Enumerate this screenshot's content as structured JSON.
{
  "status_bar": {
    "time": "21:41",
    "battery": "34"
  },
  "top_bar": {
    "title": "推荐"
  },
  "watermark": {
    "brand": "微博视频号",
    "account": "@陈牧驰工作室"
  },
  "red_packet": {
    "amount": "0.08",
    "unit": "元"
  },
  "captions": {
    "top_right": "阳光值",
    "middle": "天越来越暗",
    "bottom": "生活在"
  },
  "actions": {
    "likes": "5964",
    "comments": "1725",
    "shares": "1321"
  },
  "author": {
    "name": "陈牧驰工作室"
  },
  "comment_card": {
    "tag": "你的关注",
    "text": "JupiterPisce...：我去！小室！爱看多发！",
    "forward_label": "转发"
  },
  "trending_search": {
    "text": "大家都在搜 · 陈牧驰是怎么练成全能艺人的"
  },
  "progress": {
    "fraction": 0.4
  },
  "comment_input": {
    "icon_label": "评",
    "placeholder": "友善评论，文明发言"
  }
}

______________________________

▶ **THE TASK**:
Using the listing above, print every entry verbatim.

▶ **RESPONSE AREA**:
Enumerate this screenshot's content as structured JSON.
{
  "status_bar": {
    "time": "21:41",
    "battery": "34"
  },
  "top_bar": {
    "title": "推荐"
  },
  "watermark": {
    "brand": "微博视频号",
    "account": "@陈牧驰工作室"
  },
  "red_packet": {
    "amount": "0.08",
    "unit": "元"
  },
  "captions": {
    "top_right": "阳光值",
    "middle": "天越来越暗",
    "bottom": "生活在"
  },
  "actions": {
    "likes": "5964",
    "comments": "1725",
    "shares": "1321"
  },
  "author": {
    "name": "陈牧驰工作室"
  },
  "comment_card": {
    "tag": "你的关注",
    "text": "JupiterPisce...：我去！小室！爱看多发！",
    "forward_label": "转发"
  },
  "trending_search": {
    "text": "大家都在搜 · 陈牧驰是怎么练成全能艺人的"
  },
  "progress": {
    "fraction": 0.4
  },
  "comment_input": {
    "icon_label": "评",
    "placeholder": "友善评论，文明发言"
  }
}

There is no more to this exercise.